One of the not so nice features of all the marinas that we had visited in Portugal (there aren’t many anchorages on the exposed coasts of Portugal) is that swell always seems to work it’s way in eventually. By the time we’d spent a week at Quinta do Lorde the boat was never still, constantly snatching at the mooring lines. It’s a horrible situation, the irregualr movement, the fear that cleats or fairleads or even whole pontoons(as we saw in one marina!) will fail. The offshore waves had shifted direction and were somehow entering the marina, it looked like we’d be visiting Calhetta afterall.

Our day sail to Calhetta started with an exciting sleighride down wind. We ignored the tow genrators instructions to first try it in calm conditions and with the boat romping along threw out the propellor as soon as our depth sounder stopped reading the depth. With the wind bending around the island our course of south becoming west was all down wind. We passed Funchal, jib up, tow generator charging the batteries, grins on our faces. We were very happy with the state of the boat. Eventually the wind died in the lee of the mountains and the engine was started. We breifly tried sailing in the new wind from the western side of the island but the 90° wind shifts going from 2 to 20 knots coming off the mountains wasn’t really helpful, especially when you’re trying to get somewhere before dark.

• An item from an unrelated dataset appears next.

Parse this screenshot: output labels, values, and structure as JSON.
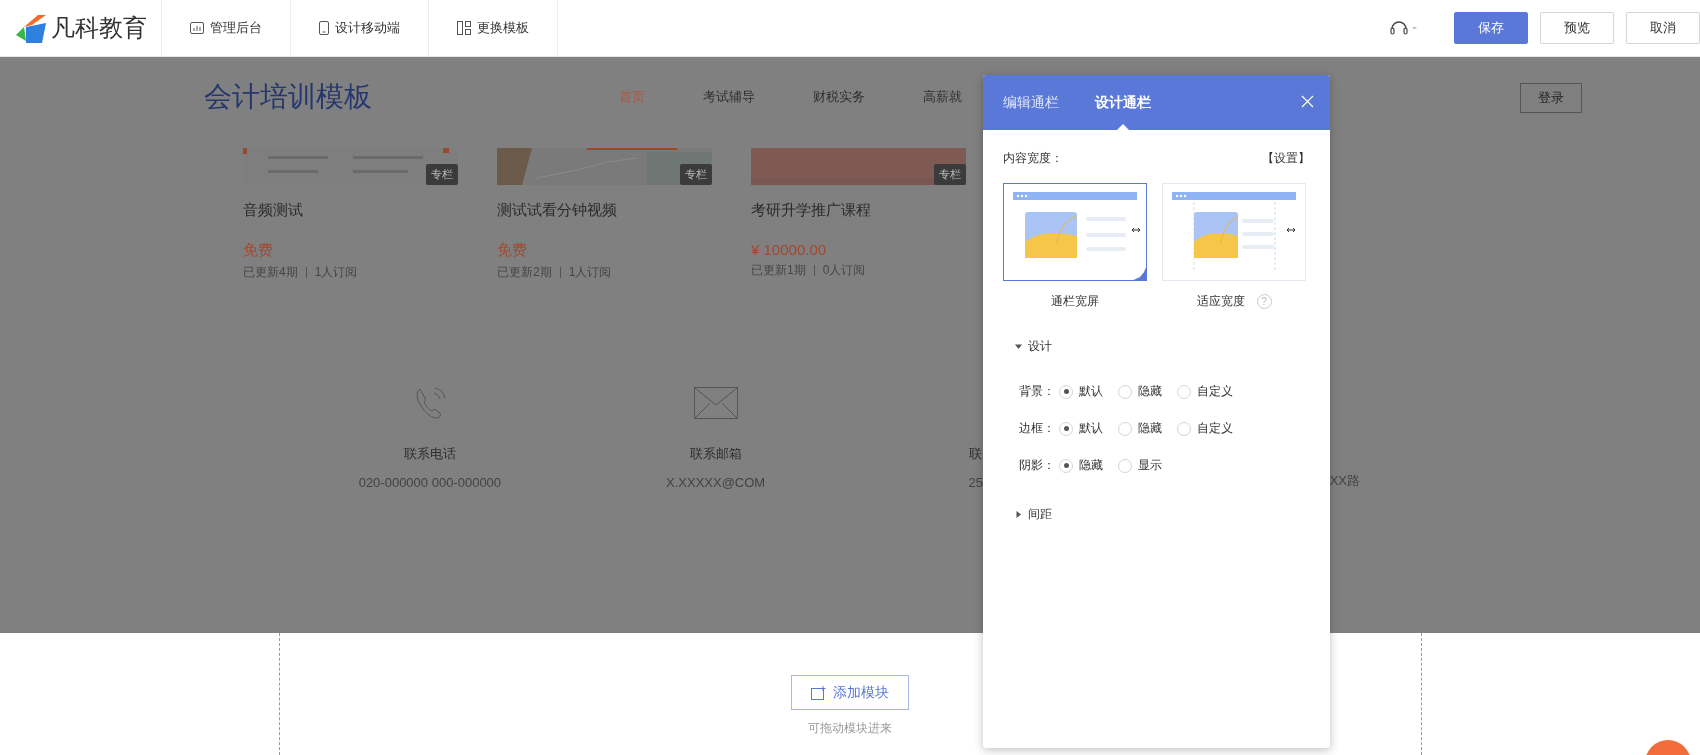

Calhetta is an interesting port, it sits at the bottom of a sheer cliff squeezed between two hotels. It’s been wise to avoid it for a the past few years. A couple of years ago there was a  rock fall that damaged some shops and retaurants. Since then extensive work to stabalise the cliff face have been on going. It consisted of pnumatic drills running from 7am to 6pm. Not a relaxing prospect. During our stay it was much quieter, several rope access guys were dangling about fixing netting and wire to the cliff face. Something to watch when you’re lying in the cockpit contempating what to do for the day! The marina and artifical beach next door are just breakwaters built into the sea using big rocks and massive concrete blocks. During a winter storm in 2017 the waves tore apart the walls, leaving the swimming area exposed to the sea the old wall scattered on the bottom, it made excellent snorkeling . We watched a youtube video of the storm, it’s a sobering testament to the power of waves to see a them moving 3cubic meters of concrete like it’s nothing.

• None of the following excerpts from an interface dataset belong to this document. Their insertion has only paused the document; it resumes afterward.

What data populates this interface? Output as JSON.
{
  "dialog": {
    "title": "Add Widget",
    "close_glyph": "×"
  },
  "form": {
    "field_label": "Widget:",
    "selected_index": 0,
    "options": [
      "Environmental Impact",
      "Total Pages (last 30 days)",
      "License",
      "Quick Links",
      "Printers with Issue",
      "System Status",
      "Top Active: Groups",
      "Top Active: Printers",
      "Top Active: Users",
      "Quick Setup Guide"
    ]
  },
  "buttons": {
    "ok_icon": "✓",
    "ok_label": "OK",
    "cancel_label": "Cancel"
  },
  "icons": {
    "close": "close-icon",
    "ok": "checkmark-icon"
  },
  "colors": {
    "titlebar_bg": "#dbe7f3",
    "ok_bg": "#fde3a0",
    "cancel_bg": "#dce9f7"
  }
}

We ended up mooring next to our old neighbours from Porto Santo. In Calhetta we spent our time socialising, running around on a scooter, enjoying the only sand beach on the island and generally having fun in the sun. We kept an eye on the forecasts for an oportunity to get to Cape Verde, for a week it was blowing 30 knots with 3m plus significant waves. But the weekend after we arrived we had our break. After some sound advice from the good neighbours (the ones with 20 years criusing experience) we filled the boat with provisions, including a not insignificant quantity of good Portugeuse wine - whatever was on special offer. This was super easy as the supermarket was 500m from the pontoons and you could just wheel your trolly right up to the boat!

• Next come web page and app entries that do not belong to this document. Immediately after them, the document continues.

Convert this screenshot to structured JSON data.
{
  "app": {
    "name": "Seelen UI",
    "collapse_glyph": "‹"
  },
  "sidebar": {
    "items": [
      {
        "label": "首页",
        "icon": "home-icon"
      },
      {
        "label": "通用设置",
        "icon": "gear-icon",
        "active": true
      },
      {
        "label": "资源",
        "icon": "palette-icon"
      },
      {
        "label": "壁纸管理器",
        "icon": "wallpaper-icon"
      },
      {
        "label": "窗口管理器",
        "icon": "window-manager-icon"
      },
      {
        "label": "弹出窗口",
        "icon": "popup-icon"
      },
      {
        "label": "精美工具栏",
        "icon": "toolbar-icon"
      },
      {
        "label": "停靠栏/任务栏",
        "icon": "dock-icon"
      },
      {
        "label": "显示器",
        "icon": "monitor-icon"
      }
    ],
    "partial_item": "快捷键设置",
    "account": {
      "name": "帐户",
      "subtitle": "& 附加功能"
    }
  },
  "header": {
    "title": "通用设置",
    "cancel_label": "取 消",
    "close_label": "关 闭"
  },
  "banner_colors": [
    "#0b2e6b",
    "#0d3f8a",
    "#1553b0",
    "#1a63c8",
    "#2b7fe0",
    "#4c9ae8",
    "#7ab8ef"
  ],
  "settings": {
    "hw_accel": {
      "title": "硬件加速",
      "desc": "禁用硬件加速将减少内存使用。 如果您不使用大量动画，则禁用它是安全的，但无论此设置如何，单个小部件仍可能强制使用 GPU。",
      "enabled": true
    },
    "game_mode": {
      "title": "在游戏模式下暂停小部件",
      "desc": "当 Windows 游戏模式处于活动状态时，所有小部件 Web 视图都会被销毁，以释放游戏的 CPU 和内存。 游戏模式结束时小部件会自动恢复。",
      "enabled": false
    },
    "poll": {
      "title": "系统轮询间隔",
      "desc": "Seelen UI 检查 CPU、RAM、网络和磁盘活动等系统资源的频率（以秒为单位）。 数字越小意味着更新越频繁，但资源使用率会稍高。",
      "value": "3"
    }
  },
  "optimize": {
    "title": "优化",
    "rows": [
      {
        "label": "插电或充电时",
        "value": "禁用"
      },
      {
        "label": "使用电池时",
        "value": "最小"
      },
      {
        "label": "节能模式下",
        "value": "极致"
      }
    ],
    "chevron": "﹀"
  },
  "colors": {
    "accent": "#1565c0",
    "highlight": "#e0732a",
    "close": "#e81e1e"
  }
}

And with that is was time to leave Madeira. With a big storm brewing in the Atlantic and heading our way so it seemed every boat in the Marina was leaving to head south on the same day. The Good Neighbours were the first to go, we hoped to be just behind them but the engine had other plans. Everything was stowed, sails were readied, and excess mooring lines removed- we were ready for an unofficial race to the Canaries! Ellie went to turn on the engine….nothing….out came the engine manual and “Nigel”… an hour later, 3 taxi trips and 70 euros later we had a new starter battery, the only one that hadnt been replaced in Porto. The engine started, we sighed a sigh of relief and motored out of the breakwater for 10 days at sea- sailing direct to Cape Verde.